‘Declare your allegiance!’
Ask any World of Warcraft player what their preferred faction is and they will tell you without hesitation. Battle for Azeroth promises to foster faction loyalty further in Blizzard’s MMO by bringing the long-standing feud between the Alliance and the Horde to the forefront once more.
Battle for Azeroth will be a difficult tonal shift for World of Warcraft.
Blizzard have always made it easy to take sides by drawing a distinctive line between the two factions. Each has their own low-level zones and capital cities – complete with unique architecture and mounts. There were even faction-specific classes back in the days of vanilla WoW, with the Alliance getting exclusive access to paladins, while Horde players could choose shamans – it wasn’t until The Burning Crusade that these faction restrictions were scrapped altogether.
What hassustained since 2004 is both the Alliance and the Horde having their own unique races, each having lore and carrying attitudes that compliment their faction: the Orcs are defined by their bloodlust as their battle cry “Lok’tar ogar” – literally “victory or death” – encapsulates. You have also always been able to recognise what side a certain character is on by their appearance – the exception being the Pandaren – but that is about to change.

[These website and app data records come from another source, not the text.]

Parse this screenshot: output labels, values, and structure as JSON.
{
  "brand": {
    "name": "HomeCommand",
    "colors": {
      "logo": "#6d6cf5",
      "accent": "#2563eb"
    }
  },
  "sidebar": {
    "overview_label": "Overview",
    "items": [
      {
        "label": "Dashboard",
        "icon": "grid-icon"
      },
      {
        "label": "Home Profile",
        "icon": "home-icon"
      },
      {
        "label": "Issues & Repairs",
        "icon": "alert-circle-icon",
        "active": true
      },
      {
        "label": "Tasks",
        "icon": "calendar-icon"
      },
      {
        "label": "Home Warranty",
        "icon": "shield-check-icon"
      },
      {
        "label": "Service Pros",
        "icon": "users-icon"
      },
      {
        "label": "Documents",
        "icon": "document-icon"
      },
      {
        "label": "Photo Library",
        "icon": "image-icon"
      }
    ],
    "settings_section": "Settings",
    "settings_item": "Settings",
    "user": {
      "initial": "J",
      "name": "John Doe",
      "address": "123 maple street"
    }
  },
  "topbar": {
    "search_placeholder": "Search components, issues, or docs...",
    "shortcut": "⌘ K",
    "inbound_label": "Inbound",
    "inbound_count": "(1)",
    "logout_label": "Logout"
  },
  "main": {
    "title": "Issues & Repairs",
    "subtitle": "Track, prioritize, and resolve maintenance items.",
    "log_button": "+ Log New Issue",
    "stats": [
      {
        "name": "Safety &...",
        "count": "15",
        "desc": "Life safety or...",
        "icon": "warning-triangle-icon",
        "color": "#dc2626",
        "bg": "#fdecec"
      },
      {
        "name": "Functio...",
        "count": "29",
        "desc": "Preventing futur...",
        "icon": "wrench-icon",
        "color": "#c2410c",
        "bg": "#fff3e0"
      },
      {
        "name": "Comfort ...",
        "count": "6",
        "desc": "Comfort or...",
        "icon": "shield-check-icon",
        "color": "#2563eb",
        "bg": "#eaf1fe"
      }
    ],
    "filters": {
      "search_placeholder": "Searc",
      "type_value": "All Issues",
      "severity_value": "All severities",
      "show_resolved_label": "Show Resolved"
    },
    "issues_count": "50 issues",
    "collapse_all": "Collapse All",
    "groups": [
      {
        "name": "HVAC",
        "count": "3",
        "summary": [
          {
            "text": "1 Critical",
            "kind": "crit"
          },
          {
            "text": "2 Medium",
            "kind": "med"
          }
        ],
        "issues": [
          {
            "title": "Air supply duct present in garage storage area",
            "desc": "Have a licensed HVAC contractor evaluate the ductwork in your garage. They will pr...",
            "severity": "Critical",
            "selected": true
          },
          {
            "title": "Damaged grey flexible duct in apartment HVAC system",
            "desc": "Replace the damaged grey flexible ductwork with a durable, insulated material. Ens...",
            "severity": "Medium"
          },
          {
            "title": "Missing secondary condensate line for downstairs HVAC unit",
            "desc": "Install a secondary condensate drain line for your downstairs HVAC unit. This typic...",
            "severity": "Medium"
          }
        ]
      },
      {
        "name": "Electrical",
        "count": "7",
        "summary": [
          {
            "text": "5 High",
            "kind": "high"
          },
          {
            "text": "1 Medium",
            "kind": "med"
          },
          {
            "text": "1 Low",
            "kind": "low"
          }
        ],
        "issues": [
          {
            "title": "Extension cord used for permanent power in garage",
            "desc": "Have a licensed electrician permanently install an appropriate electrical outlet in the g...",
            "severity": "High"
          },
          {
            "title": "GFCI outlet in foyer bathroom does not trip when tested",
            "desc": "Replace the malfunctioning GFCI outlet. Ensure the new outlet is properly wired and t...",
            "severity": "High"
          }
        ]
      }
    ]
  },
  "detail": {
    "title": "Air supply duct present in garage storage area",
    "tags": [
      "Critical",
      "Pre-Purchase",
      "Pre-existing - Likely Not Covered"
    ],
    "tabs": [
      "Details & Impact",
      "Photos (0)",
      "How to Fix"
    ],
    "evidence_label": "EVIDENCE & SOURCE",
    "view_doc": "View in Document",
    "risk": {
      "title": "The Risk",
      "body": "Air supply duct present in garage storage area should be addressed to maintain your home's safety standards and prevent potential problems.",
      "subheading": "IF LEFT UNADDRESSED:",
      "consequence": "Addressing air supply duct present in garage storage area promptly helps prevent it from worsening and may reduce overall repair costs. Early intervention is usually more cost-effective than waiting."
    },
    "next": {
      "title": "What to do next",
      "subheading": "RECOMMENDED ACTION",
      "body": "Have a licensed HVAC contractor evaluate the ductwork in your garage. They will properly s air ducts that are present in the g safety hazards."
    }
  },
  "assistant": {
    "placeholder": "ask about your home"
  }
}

There is a lot to be excited about with the introduction of Allied Races in Battle for Azeroth, as datamining continues to reveal more of what this will entail, and we figure out which of the playable races remain undiscovered. Two of the new races, which are already available with the pre-order,stand out as potentially upsetting the distinction between the Alliance and the Horde – at least in terms of their appearance.
The Void Elves have joined the Alliance, a race that uses the same character model as the Horde’s Blood Elves, with the only differences being to eye and skin colour, plus a handful of new hairstyles. On the other side, the Horde gets the Nightborne which, while not a reskin, are undeniably similar to the Alliance’s Night Elves. The stance is different but the similarities are unavoidable.
While the decision to have these races join the opposite faction to their counterpart is not likely to have any real impact on current players – there are many reasons for choosing sides – it may feel like a metaphorical slap in the face to those who chose their faction based on race exclusivity.
It is clearly not game-breaking and, arguably, makes sense from a lore perspective, but this is the first time since The Burning Crusade that WoW has taken something as big as a race from one side and handed it over to the other. Seeing what essentially looks like a Night Elf AFK-ing outside of the auction house in Orgrimmar, surrounded by a bunch of Orcs and Trolls, is going to take some getting used to.
Aesthetics aside, there is also the concern of what will happen with Allied races in the long term and the impact this will have on the global Alliance/Horde ratio. While they are currently locked behind various prerequisites, including having an existing level 110 character, will these requirements be lifted in the future?
It would make sense to keep some type of restriction in place. With Humans (Alliance) and Blood Elves (Horde) being the most popular races and coming in almost even in numbers, Blizzard might risk tipping the balance of what is essentially a fairly even faction splitif new players can create Allied Race characters from the get-go.
Whether you’re drawn to the honour and discipline of the Alliance or the harsher qualities of the Horde, let’s hope that those distinctions remain intact and that the Nightborne and Void Elves aren’t setting a precedent that will see more and more of the faction-specific races crossing over.
As the Battle for Azeroth launch date draws closer and faction rivalry is stirred to an all-time high, now is not the time for World of Warcraft to start blurring the faction boundaries that have been kept crystal clear.